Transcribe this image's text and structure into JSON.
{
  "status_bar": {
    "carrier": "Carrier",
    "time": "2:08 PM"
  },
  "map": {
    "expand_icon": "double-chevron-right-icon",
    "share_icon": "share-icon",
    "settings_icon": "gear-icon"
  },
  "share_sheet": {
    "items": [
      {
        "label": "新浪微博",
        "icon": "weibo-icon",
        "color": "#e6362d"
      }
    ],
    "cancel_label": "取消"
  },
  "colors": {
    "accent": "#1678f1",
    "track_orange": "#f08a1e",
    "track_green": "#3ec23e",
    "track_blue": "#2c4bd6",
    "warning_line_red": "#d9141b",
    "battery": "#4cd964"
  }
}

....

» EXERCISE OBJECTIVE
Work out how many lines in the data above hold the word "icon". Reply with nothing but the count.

» TASK RESULT
4